→ **Activity**: Every line containing the string "icon" should be returned from the records.
---+---
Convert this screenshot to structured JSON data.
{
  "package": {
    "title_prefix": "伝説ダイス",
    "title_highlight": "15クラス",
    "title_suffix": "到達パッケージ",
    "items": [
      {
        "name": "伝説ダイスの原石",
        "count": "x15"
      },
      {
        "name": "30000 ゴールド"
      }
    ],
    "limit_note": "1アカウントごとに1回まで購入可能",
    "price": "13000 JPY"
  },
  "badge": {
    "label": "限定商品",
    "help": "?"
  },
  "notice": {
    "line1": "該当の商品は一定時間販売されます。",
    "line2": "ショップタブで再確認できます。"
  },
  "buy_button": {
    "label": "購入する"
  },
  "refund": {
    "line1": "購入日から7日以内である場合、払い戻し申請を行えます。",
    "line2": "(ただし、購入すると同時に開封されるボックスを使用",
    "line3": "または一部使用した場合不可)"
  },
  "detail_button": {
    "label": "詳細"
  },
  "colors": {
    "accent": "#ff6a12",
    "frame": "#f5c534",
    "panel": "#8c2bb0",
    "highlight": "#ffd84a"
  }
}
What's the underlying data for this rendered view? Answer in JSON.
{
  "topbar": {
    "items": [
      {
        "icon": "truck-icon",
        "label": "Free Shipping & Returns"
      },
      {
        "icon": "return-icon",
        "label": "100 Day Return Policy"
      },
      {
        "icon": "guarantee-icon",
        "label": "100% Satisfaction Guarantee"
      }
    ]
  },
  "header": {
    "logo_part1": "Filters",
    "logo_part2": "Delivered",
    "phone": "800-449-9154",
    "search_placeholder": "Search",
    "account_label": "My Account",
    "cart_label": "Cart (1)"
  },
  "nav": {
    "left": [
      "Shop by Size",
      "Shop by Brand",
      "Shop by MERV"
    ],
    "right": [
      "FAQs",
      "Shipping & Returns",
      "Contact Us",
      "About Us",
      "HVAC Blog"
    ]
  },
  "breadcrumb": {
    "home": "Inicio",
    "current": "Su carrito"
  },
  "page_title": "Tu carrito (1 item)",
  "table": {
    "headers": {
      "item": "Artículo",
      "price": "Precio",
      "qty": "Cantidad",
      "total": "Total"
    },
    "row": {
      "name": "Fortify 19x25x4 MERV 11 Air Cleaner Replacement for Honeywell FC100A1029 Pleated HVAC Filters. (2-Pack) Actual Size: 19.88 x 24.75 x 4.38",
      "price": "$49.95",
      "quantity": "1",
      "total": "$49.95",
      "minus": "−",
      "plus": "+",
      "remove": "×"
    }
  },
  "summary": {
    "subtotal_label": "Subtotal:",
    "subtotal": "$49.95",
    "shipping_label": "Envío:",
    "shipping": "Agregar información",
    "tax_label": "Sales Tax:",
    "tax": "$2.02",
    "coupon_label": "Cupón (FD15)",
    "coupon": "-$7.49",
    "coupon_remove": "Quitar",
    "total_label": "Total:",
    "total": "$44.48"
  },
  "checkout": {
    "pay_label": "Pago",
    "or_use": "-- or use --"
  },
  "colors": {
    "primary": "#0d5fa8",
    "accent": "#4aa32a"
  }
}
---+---
→ **Written response**:
        "icon": "truck-icon",
        "icon": "return-icon",
        "icon": "guarantee-icon",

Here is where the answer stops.